When people shop for beef, they usually do it at a favorite supermarket or meat store, and tend to think the meat came from that particular store. But not too far in the future, beef will be sold as a brand item much as chicken and pork products are today. Rod Bowling, vice president of Monfort of Colorado Inc., said brand beef will change the way packers buy beef from producers and the way grocery stores market the product. Jim Gryzmala of Monfort said his company is conducting research for some supermarkets on brandname beef and also precooked beef.
August 14, 1996 |
YO, CHEFS! I would like to know how Harmony Vegetarian Restaurant in Chinatown makes its orange beef. Helen T. Diehl Philadelphia Dear Helen, Peter Fong, the former chef at Harmony, is now the manager of Singapore Kosher Vegetarian Restaurant, also in Chinatown. He gave us this version of orange "beef," which is a popular dish at both places. Fong makes all his "meat," "poultry" and "seafood" dishes from tempeh, or soy gluten, a protein substitute that is available at most Asian markets and health-food stores.
March 13, 2007
RE "KOBE: NO love in the 2-1-5": As much as Kobe Bryant would love to be embraced by MY hometown of Philly, he needs to realize that it just ain't gonna happen. Philadelphia loves the rest of our hometown professional athletes who represent that blue-collar Philly spirit, like Rasheed Wallace, Aaron McKie, Cuttino Mobley, and Rip Hamilton (even though he's officially from Coatesville). So what is it about Phonie Bryant that makes him draw boos here unlike any boos ever uttered for Santa Claus or Destiny's Child?
April 13, 1988 |

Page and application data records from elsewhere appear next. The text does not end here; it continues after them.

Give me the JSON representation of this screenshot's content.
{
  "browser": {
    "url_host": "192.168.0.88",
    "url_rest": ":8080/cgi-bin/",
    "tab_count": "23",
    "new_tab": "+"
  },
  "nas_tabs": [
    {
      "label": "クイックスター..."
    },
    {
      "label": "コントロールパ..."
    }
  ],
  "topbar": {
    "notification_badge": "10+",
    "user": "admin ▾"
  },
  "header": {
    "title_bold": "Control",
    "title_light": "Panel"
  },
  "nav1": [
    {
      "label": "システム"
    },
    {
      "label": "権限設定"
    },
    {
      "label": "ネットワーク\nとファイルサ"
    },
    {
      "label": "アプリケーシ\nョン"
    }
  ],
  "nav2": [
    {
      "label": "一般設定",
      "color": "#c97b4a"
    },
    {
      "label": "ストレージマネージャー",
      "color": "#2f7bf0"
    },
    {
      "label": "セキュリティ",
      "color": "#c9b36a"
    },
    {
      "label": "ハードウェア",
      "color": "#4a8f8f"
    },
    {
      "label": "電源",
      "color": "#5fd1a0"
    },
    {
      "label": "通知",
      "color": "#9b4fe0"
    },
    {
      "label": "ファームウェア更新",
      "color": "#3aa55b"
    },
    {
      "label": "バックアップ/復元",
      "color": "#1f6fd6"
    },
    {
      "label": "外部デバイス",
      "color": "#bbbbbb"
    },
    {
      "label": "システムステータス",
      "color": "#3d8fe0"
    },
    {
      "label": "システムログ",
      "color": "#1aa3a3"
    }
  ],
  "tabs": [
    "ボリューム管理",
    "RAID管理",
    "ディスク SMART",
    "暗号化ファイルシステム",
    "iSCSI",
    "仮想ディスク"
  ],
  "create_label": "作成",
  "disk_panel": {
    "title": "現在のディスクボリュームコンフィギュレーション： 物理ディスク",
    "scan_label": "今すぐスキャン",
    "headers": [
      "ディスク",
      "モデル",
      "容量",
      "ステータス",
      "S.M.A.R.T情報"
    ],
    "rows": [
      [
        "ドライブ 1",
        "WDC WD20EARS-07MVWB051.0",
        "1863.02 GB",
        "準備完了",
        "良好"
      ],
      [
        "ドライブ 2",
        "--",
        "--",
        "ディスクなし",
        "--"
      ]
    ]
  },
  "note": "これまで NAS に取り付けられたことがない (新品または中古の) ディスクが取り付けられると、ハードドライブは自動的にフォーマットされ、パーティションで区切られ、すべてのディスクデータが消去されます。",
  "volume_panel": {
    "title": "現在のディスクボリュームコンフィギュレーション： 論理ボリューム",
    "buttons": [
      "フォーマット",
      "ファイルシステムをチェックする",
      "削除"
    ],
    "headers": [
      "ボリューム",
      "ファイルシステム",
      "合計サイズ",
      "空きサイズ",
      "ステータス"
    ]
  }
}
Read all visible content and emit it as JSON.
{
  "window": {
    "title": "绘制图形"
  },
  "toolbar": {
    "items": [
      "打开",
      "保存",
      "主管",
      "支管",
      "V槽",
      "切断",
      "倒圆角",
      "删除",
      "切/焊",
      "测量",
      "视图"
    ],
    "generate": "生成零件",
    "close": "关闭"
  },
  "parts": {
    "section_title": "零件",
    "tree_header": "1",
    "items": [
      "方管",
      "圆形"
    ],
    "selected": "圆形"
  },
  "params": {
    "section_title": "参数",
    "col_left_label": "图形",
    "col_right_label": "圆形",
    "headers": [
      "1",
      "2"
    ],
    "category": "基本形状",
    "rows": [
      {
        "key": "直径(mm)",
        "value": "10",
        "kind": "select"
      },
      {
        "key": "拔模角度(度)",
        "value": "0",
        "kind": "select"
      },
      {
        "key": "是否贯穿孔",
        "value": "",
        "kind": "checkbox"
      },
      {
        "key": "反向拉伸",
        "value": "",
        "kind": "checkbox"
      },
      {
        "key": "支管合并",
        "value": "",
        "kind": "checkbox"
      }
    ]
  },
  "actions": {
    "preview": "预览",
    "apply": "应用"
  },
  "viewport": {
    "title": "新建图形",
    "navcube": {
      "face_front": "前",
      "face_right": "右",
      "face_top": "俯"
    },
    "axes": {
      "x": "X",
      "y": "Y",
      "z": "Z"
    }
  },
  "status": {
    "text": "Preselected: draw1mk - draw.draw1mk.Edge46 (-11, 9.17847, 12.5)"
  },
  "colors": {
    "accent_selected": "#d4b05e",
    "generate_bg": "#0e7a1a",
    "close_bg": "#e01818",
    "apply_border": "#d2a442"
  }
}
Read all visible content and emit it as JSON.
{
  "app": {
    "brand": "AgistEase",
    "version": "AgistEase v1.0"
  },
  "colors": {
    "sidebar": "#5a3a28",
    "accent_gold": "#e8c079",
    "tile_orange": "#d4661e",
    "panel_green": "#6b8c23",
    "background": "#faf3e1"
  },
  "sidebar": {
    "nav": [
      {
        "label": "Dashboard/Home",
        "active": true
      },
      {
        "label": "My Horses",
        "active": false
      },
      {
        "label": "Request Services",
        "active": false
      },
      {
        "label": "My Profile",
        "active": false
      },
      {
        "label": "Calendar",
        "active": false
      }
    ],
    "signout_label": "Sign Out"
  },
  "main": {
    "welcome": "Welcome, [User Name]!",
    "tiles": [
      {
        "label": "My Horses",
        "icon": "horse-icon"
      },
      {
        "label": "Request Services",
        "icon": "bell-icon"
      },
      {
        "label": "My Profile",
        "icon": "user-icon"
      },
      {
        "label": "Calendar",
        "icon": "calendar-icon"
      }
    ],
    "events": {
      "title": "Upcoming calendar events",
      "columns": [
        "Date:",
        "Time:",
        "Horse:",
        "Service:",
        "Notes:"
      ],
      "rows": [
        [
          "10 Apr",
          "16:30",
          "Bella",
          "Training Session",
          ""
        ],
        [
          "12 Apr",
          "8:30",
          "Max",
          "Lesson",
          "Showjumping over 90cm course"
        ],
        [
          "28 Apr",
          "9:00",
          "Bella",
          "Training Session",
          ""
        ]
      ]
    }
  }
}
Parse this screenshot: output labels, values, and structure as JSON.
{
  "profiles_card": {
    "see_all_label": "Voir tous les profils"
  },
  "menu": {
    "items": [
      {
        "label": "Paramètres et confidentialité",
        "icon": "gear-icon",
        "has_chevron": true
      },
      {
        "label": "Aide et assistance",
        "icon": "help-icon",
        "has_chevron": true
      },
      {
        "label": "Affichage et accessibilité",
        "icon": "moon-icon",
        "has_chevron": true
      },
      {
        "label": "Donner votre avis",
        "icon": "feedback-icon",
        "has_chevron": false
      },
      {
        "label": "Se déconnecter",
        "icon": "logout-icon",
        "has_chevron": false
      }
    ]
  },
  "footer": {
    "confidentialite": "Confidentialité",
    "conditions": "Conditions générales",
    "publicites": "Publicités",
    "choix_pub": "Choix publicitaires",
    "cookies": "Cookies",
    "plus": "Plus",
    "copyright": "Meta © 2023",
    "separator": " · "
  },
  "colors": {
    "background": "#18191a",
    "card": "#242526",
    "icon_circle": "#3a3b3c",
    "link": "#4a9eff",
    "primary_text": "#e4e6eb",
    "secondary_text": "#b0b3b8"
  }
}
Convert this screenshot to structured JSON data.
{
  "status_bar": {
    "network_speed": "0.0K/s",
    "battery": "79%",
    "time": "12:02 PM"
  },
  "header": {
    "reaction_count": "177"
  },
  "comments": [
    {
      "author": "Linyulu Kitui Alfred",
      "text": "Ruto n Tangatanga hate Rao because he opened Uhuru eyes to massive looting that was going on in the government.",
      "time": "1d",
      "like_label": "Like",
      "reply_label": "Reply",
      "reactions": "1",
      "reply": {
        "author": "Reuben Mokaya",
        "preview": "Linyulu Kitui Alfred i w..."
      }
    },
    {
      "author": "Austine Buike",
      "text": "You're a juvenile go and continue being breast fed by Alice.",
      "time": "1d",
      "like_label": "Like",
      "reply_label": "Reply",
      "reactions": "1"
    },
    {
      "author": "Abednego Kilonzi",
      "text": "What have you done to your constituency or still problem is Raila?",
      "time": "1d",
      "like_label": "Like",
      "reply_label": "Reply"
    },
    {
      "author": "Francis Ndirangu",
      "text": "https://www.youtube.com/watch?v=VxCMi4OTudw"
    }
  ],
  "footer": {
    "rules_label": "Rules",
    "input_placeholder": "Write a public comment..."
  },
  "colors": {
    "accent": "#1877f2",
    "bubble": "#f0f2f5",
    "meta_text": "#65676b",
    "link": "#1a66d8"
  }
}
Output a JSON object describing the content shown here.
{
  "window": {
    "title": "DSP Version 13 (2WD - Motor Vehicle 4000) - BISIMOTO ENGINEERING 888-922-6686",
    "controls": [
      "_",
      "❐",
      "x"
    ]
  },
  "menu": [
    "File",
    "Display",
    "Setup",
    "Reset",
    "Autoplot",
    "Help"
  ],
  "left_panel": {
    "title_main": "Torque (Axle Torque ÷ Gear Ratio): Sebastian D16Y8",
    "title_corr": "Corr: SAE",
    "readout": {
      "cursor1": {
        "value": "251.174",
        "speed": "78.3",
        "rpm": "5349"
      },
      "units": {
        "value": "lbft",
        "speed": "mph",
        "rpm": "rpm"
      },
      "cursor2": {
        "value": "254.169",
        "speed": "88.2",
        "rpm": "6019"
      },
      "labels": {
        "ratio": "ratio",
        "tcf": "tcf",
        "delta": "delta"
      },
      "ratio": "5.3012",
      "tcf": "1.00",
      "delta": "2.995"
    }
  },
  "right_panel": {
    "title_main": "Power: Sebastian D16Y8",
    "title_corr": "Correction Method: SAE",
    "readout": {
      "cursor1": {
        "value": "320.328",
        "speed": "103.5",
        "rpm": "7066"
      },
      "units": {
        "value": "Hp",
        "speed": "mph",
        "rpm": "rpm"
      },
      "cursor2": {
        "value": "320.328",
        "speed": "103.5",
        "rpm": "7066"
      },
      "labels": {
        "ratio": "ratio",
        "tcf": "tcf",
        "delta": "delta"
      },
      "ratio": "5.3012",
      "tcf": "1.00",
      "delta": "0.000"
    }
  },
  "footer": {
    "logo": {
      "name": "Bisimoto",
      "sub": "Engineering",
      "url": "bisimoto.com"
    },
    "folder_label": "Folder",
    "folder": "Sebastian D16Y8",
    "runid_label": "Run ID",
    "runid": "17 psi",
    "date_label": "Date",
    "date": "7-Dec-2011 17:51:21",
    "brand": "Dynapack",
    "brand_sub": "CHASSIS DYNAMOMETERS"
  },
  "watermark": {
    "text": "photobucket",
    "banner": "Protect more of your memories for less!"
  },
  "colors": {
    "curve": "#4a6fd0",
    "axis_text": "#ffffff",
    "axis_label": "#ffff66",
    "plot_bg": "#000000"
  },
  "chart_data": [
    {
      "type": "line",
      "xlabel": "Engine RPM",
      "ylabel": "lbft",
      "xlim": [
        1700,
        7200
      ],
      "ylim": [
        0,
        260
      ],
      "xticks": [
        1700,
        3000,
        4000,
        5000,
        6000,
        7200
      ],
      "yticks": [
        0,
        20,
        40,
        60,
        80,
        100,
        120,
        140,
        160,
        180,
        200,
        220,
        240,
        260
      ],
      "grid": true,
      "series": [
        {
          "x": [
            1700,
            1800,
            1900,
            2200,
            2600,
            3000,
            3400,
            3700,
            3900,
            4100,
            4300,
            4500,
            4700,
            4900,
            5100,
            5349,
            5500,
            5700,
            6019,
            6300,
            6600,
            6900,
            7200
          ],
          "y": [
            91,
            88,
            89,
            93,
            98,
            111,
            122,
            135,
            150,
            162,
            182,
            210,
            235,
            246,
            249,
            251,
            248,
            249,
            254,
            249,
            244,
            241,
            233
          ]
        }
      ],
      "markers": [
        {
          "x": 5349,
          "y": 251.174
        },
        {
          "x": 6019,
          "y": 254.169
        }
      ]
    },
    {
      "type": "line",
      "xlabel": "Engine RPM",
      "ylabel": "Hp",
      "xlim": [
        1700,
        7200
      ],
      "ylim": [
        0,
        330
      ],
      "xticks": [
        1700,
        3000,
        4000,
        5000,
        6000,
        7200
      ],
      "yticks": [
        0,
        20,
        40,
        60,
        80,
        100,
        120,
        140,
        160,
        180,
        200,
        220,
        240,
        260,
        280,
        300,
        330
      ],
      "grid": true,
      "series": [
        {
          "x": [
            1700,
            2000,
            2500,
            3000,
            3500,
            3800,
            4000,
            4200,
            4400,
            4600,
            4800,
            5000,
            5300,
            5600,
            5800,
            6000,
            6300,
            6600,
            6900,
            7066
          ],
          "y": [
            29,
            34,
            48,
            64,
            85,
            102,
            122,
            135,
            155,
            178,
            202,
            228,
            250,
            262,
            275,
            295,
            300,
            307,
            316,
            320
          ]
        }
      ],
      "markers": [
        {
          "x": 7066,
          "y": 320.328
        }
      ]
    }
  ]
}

My daddy told me once, "Son, never throw a necktie away!" That was Daddy's way of sayin' "what goes around, comes around," or "everything old will one day be new again. " Daddy was right! Seems he always was, especially when it came to meat. After all the bad rap, meat, particularly beef, has gotten in recent years, it seems "according to recent surveys" to be making a comeback. A survey conducted in January and June of 1987 by Walker Research Inc. showed "an increase in consumers' positive perception of beef during that period.
January 20, 1988 |
I'm not as sure today as I was yesterday about what I knew for sure was true the day before. It's a bit unsettling. For years, I have believed that more people are disappointed with the beef they buy today because it hasn't been properly aged than for any other single reason. Well, last week we had a taste test. It's a bit unsettling. Albert Levie, president of Gulliver's Restaurants and one of this nation's foremost meat authorities, organized a taste test at his southern California restaurant in Marina del Rey to try to determine the effect of "dry" vs. "wet" aging on the palatability of beef steaks.
November 5, 1986 |
Beef used to come to market in carcass form, with the bones still in. Yeah, it did. I know it's hard to believe. You seldom see a bone these days but that's the way beef used to come. All of the cutting was done on the premises by the butcher or butchers on duty and the cuts of beef were pretty basic, most often identified by the shape of the bone that was in them. You had, for example, your basic T-bone steak, then there was the sirloin steak which was either "round bone sirloin," or "flat bone sirloin" or "wedge bone sirloin," depending on the shape of the bone.
August 31, 2004
JOHN M. Kaufmann, who wrote that he couldn't find any conservative-slanted books on display at a major local bookstore, raises a valid point. While I'm a staunch Kerry supporter, having the ability to purchase material concerning the other side of the political coin should never be made difficult. Removing Bush from office is critical, but it doesn't trump the right of American voters to have access to any and all viewpoints that help them form a decision. Tom Speyer, Philadelphia